During the Easter weekend, when I returned from searching eggs of the Black Hairstreak I spotted a surprise. As I opened the “egg box” in our fridge’s vegetable compartment to put some fresh pruni ova to the collection I couldn’t believe my eyes. Despite of the temperature around only 4.5 degrees Celsius two of my three White-letter Hairstreak eggs hatched. The tiny caterpillars started their journey, a trip to find a flower bud of elm, and dig in. Two conditions saved my day. First, our neighbor has a couple old elm trees in their garden. Some twigs with flower buds hang nicely over the street. Second, spring arrived early this year in Finland. This means, the blossom buds were already slightly open.

I started to assemble a raising setup for the first species, the White-letter Hairstreak. The next day, I decided to also set up the arrangements for the species feeding on Bird Cherrry (Prunus padus). These are the Black and the Brown Hairstreak. Also Bird Cherry has recently started to sprout. Even though these two species have not hatched yet, it shouldn’t take too long for the caterpillars to start searching the closest bud, only to disappear again for a couple days.

Oak is not that far yet. I’ll therefor keep the eggs of the Purple Hairstreak in the cold until the flower buds of Oak start opening in nature. The phase to guide the tiny caterpillars into the buds deserves some attention. A couple photos of the setup can be found below.

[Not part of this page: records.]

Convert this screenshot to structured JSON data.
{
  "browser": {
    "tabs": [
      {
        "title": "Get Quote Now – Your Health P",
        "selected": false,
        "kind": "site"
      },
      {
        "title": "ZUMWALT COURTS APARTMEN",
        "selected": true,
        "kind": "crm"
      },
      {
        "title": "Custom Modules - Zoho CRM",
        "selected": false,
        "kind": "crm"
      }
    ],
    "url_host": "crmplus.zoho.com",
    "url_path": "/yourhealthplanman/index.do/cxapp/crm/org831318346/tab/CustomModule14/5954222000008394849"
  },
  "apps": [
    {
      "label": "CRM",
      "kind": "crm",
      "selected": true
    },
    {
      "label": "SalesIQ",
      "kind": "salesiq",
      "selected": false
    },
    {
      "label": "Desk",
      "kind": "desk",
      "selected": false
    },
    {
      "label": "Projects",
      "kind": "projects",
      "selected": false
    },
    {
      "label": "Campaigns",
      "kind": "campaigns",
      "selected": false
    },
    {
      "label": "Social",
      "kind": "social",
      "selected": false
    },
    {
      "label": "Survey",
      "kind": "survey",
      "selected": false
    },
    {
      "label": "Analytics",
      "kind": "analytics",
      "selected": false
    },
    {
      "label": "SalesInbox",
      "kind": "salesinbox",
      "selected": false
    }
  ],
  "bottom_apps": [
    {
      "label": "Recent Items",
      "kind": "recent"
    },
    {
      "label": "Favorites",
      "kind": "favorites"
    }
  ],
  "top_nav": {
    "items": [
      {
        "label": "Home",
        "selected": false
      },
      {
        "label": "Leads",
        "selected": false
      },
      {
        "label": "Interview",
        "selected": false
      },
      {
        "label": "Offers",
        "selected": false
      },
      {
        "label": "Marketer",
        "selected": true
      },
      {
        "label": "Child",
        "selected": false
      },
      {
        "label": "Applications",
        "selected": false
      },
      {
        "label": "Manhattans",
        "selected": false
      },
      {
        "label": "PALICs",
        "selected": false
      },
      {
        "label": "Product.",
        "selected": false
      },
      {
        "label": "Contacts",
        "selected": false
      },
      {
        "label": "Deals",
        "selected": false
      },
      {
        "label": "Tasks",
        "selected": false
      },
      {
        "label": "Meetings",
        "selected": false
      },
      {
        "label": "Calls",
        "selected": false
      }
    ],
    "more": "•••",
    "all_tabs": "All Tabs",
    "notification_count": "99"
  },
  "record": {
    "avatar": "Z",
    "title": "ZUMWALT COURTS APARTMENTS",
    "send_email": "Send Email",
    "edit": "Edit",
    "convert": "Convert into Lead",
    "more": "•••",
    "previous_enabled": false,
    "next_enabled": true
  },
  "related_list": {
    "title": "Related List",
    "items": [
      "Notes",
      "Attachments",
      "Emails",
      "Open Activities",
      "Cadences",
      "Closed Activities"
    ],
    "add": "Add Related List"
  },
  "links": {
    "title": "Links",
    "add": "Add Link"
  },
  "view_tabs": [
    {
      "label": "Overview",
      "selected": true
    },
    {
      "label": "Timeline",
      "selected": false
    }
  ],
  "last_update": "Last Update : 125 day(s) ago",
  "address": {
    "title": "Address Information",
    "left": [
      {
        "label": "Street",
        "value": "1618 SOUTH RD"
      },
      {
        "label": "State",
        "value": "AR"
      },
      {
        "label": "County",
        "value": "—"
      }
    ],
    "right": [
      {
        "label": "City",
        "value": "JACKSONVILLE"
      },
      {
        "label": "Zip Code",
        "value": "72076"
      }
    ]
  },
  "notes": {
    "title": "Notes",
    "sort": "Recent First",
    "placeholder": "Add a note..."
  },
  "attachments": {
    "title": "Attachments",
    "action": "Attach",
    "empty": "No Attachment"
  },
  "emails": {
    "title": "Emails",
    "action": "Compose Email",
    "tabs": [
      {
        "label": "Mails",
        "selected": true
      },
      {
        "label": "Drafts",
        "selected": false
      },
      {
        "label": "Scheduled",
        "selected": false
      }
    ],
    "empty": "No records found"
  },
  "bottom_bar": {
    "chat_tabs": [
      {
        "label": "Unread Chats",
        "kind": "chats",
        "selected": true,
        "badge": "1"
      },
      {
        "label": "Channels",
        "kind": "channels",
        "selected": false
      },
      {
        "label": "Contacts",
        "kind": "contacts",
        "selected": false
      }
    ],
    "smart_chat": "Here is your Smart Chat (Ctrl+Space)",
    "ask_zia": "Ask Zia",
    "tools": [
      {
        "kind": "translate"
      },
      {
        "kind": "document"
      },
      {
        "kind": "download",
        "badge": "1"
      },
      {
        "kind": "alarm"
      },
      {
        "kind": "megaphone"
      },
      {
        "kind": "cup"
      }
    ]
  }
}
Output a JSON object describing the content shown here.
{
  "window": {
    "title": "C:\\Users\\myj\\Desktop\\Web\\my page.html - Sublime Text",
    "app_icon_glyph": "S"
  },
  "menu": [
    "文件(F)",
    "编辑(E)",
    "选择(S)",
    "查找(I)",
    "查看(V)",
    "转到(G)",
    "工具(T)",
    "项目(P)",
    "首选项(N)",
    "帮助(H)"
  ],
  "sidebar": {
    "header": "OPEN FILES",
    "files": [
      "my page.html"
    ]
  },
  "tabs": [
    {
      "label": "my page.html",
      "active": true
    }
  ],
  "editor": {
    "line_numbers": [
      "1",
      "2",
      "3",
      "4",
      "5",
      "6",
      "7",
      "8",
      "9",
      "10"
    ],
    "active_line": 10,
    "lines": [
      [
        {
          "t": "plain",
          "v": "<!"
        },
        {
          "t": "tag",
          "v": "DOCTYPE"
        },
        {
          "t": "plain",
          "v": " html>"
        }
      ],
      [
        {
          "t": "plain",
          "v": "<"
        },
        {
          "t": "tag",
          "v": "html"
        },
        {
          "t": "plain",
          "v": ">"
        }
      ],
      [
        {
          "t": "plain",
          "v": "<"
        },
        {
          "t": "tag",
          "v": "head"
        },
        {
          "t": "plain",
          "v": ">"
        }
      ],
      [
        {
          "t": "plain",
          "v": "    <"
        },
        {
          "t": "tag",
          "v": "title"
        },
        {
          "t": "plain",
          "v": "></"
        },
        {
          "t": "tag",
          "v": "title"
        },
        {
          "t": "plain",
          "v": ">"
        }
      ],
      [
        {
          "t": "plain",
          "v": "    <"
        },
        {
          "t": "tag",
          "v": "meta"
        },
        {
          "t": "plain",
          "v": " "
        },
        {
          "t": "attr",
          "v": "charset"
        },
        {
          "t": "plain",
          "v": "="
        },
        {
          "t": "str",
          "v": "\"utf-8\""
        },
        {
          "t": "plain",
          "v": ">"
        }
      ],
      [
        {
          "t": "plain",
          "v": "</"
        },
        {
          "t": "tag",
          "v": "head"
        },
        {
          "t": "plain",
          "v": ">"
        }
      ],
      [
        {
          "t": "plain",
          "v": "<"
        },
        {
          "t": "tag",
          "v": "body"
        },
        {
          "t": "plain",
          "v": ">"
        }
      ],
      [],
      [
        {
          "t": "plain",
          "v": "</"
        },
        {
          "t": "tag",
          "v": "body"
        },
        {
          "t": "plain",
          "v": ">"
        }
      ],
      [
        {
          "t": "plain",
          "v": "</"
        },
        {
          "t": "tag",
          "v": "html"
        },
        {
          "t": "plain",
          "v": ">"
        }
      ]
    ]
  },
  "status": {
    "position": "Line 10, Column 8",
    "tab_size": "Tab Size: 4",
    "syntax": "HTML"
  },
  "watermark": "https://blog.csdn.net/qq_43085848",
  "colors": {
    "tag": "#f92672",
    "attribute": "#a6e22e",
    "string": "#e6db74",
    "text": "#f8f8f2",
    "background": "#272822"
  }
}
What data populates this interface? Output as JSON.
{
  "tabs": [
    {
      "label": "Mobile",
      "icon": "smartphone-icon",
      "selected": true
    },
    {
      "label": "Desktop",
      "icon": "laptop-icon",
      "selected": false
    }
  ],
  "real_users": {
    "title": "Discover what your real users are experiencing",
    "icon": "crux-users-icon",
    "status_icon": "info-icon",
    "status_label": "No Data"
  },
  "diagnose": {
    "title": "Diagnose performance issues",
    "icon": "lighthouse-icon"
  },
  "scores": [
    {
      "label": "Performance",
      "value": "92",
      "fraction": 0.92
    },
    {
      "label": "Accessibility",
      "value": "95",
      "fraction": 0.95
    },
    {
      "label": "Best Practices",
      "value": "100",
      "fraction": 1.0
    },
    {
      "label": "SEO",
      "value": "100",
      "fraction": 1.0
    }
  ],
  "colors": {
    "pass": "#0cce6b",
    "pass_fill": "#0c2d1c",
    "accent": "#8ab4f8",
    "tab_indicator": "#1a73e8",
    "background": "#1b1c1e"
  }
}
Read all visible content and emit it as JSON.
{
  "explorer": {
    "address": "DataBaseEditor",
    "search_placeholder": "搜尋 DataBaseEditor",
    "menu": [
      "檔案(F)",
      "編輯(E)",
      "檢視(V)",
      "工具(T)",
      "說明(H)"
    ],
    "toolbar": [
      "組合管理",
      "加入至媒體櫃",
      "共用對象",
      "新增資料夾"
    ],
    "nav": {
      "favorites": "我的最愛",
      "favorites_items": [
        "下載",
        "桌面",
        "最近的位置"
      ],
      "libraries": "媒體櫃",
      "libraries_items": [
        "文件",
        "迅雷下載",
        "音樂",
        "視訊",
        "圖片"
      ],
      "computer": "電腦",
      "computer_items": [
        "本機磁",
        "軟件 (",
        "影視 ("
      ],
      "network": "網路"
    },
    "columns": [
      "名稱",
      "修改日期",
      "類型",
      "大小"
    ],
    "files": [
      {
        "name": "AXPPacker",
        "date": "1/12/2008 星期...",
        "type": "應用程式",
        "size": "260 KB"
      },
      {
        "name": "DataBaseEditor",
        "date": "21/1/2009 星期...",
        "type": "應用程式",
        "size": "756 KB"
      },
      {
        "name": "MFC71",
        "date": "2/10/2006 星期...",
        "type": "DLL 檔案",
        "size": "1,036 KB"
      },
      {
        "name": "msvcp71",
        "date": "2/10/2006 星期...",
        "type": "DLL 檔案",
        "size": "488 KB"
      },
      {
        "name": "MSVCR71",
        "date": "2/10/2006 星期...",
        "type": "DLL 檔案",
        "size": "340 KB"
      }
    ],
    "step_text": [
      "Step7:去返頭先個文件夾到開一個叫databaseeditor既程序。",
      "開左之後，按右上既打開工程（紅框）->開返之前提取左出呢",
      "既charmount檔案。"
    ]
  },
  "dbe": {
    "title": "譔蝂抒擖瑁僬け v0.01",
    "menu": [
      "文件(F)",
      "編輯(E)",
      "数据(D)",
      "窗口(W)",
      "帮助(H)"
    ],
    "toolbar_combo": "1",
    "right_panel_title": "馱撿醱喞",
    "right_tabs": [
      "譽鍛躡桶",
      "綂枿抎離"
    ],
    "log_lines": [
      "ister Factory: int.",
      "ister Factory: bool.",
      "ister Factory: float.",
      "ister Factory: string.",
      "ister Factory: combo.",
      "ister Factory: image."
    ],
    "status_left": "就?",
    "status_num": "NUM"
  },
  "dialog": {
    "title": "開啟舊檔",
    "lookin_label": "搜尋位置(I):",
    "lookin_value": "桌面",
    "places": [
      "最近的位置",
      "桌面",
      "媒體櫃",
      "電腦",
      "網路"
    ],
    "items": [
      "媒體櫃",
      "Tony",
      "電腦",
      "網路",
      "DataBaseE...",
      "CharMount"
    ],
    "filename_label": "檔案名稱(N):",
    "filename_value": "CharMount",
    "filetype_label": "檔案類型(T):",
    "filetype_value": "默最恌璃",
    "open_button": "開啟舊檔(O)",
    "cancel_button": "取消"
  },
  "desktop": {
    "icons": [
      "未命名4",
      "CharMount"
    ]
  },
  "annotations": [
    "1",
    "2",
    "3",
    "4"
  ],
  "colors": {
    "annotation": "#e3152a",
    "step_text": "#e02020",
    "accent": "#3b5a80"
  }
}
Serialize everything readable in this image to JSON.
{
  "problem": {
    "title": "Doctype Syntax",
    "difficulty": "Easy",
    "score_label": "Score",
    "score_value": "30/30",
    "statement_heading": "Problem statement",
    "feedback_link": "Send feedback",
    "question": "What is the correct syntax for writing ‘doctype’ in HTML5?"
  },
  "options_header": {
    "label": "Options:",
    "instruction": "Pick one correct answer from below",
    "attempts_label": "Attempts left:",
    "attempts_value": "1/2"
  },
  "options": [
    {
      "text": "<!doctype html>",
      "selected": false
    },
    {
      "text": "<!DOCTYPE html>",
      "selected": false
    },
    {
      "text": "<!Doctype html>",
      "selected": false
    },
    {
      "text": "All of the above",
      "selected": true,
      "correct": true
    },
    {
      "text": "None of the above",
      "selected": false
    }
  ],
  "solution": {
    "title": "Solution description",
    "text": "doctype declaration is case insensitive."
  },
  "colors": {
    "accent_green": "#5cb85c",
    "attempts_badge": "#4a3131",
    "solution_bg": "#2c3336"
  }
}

The egg count for the Hairstreak mission is following: 3 eggs of the White-letter Hairstreak, 10 eggs of the Brown Hairstreak, 8 eggs of the Black Hairstreak and 16 eggs of the Purple Hairstreak. These eggs have been carefully collected in nature during autumn and winter. I’ll try to keep the natural timing for all species, so the adult butterflies can hatch around the same time as they’d in the wild. They will be released into nature after hatching.